Sir Richard Branson’s Virgin Atlantic Airways is selling two of its newest aircraft to raise tens of millions of pounds that will help it to navigate through the bleakest winter in the recent history of commercial aviation.
Sky News has learnt that the carrier, which concluded a £1.2bn rescue deal during the summer, is to receive a “cash enhancement” of up to £70m by selling and leasing back a pair of Boeing 787 Dreamliners.
The deal, which was confirmed by the airline following an enquiry from Sky News on Tuesday evening, is with Griffin Global Asset Management, an aircraft lessor operated with the backing of buyout firm Bain Capital.
It is the latest example of a transaction involving Bain and parts of Sir Richard’s Virgin empire.
In the autumn, the private equity giant took control of Virgin Australia following a financial restructuring, while it is also a shareholder in Virgin Voyages, Sir Richard’s delayed ocean cruises venture.
Insiders said the Dreamliners sale-and-leaseback would generate additional liquidity for Virgin Atlantic, which has been encouraged by the performance of its cargo operations during the pandemic, and by customer demand during a recent Black Friday sale.
A number of airlines, including easyJet, have attempted to alleviate balance sheet crises by selling aircraft with their fleets virtually grounded for much of this year.
The discovery of a COVID-19 vaccine has given the aviation industry fresh hope that a return to normality will arrive within a couple of years, although many industry executives have predicted that pre-coronavirus levels of demand may not be seen again until 2024.
Sources said the proceeds from the sale-and-leaseback would also be used to pay down some of the debt taken on by Virgin Atlantic as part of its solvent recapitalisation.
Under that deal, Davidson Kempner Capital Management, a US hedge fund, lent £170m to the company – a chunk of which will now be repaid.
In a statement, a Virgin Atlantic spokesperson said: “On 4 September, Virgin Atlantic completed the privately funded, solvent recapitalisation of the airline to ensure that we continue to provide essential connectivity and competition to customers in the UK and beyond.
“We continue to explore financing opportunities to strengthen our balance sheet, as already provided for in the recapitalisation.
“This financing opportunity, regarding two of our 787s, allows us to pay down debt and improve our cash position going into 2021.
“Passenger and cargo flying continued throughout November and following our Black Friday sale, we have seen encouraging demand for travel at Christmas, Easter and Summer next year.
“We are confident that Virgin Atlantic will emerge from the COVID-19 crisis a sustainably profitable airline, with a healthy balance sheet.”
Sir Richard’s airline has cut close to half its workforce since the start of the pandemic, with more than 3000 jobs being axed in the early stages of the crisis and a further 1,150 jobs in September.
Aviation executives have bemoaned the lack of government support for the industry, both financially and in the form of a rapid-testing regime to restore confidence in international air travel.

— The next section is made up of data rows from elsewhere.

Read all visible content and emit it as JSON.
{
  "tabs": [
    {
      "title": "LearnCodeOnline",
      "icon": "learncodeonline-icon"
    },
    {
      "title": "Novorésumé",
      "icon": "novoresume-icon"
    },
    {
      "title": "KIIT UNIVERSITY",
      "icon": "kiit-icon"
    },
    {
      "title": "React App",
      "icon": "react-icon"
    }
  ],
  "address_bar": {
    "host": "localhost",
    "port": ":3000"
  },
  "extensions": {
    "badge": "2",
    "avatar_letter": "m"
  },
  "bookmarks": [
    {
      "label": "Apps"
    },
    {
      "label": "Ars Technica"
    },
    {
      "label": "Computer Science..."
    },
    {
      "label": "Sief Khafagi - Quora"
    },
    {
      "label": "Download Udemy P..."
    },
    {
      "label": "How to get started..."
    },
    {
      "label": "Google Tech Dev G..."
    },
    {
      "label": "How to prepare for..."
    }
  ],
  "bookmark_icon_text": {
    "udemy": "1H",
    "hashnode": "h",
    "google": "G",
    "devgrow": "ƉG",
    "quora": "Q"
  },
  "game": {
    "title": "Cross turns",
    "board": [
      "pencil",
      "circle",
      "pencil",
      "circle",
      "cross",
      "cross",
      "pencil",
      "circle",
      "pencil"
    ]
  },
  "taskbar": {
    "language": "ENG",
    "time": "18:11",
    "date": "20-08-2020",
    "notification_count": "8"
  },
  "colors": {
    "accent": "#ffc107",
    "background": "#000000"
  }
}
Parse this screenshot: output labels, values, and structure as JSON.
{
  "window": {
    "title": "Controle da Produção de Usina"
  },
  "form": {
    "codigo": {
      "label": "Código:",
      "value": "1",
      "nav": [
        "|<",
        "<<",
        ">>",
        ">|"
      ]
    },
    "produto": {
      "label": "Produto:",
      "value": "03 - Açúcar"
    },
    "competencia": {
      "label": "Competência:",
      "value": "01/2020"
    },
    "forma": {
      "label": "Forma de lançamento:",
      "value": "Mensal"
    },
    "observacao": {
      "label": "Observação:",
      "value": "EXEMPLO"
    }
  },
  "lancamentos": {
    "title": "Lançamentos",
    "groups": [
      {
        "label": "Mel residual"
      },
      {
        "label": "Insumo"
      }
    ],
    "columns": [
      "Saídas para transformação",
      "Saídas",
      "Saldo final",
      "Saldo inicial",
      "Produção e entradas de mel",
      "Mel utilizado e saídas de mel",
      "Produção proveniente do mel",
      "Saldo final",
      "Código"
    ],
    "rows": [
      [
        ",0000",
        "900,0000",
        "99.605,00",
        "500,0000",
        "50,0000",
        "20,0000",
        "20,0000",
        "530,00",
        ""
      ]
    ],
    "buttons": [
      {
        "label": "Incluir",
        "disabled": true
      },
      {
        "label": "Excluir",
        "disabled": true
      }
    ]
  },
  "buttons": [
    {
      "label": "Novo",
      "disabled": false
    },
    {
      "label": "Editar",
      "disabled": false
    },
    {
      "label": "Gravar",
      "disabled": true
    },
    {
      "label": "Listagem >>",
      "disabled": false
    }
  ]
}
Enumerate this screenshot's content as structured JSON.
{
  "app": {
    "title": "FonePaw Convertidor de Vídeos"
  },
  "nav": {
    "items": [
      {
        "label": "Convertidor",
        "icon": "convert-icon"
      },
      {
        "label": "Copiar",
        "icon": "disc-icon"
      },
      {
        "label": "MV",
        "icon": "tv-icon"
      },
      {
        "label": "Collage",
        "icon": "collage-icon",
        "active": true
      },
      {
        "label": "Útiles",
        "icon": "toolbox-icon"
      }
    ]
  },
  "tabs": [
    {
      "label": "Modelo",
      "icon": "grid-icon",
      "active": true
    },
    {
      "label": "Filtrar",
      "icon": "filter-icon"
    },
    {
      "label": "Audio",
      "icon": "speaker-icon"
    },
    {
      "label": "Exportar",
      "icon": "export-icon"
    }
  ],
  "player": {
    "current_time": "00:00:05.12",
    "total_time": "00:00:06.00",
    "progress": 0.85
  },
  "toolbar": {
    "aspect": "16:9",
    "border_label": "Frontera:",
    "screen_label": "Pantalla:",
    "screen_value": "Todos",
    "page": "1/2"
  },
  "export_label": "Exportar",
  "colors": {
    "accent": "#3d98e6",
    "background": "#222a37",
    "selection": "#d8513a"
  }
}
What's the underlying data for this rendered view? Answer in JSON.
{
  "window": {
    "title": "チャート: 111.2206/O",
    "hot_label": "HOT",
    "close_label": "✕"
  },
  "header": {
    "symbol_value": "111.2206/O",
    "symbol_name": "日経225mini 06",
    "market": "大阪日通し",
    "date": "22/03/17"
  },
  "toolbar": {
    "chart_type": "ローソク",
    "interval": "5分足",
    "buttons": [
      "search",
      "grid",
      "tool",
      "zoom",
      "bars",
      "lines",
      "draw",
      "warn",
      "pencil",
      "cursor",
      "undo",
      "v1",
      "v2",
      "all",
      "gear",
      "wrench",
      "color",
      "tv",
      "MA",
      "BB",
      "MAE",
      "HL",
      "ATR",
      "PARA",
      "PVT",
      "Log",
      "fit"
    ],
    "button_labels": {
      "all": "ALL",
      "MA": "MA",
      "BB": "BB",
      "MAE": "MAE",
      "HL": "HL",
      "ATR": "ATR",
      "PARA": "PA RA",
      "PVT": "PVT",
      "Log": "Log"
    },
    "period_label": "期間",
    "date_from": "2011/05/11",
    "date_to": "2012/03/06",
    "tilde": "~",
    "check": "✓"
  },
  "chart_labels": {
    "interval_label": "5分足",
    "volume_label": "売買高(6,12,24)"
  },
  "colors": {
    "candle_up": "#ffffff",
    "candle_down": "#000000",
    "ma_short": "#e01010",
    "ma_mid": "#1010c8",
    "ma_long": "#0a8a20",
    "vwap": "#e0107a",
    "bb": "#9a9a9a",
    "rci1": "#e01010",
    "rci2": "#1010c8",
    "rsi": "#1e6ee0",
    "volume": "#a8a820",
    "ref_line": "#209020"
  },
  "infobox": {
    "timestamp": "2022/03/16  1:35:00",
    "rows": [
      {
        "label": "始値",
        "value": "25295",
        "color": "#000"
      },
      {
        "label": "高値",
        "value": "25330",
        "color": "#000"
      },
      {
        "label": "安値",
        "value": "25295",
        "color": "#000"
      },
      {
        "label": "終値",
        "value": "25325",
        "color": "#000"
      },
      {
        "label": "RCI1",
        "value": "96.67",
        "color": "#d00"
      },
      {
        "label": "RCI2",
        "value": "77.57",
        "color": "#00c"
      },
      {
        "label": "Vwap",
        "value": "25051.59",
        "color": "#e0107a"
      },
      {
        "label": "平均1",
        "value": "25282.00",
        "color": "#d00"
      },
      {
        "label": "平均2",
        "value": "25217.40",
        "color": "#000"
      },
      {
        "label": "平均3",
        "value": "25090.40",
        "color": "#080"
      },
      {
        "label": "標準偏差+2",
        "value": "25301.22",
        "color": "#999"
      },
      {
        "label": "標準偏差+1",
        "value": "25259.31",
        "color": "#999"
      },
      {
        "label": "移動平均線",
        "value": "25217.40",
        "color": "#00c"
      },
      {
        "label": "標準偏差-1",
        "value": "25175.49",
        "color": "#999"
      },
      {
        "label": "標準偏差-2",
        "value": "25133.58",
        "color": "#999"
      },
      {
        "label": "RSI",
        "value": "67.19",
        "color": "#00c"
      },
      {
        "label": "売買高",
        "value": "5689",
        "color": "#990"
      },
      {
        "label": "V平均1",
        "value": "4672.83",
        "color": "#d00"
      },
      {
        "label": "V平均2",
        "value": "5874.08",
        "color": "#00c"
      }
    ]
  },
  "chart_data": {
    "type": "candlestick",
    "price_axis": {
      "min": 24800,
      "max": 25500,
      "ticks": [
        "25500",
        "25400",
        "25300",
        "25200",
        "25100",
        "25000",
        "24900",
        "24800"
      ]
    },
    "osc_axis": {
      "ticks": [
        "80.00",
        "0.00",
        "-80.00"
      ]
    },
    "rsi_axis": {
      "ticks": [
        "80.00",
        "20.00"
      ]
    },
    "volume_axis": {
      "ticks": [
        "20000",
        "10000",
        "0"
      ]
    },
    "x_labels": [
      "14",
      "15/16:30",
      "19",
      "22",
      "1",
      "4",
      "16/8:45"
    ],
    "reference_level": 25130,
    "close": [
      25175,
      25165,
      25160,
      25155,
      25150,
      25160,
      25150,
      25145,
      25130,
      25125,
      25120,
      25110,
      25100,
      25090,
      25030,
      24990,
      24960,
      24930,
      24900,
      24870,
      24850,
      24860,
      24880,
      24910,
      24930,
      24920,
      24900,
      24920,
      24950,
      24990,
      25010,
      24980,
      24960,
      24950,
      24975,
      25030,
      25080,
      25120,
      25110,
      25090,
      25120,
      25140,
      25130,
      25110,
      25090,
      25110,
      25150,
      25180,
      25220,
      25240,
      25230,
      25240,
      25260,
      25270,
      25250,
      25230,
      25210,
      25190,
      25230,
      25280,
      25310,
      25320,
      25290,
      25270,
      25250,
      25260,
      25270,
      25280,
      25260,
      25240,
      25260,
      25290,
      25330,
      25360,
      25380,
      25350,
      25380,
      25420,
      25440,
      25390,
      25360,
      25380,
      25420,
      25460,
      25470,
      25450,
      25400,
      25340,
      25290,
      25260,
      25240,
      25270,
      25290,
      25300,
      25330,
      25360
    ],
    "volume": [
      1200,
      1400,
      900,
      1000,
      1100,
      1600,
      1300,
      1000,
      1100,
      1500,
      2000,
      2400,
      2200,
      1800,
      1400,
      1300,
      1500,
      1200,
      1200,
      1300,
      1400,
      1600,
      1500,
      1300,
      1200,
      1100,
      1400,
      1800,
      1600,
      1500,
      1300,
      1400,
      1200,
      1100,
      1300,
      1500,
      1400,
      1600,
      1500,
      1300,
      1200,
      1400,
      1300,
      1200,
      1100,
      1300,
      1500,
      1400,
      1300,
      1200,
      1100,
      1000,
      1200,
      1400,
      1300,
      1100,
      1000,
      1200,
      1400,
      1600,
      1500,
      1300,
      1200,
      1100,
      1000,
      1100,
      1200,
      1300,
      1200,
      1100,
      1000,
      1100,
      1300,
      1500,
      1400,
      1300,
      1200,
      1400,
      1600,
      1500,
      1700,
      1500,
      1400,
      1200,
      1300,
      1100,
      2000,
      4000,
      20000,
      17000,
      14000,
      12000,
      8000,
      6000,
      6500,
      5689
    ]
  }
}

In total, Virgin Atlantic’s rescue deal was worth £1.2bn, with Sir Richard’s Virgin Group injecting £200m, as well as £400m of shareholder deferrals and waivers.
Other creditors have agreed to defer £450m owed to them, while credit card acquirers including Lloyds Cardnet and American Express reduced the sums they typically seek as collateral.
Sir Richard has retained majority ownership of Virgin Atlantic, with Delta Air Lines holding the remaining stake.
In an attempt to bolster customer demand, Virgin Atlantic has begun offering free insurance to customers for flights operating until the end of March 2021, protecting them against the risk that they become ill with COVID-19.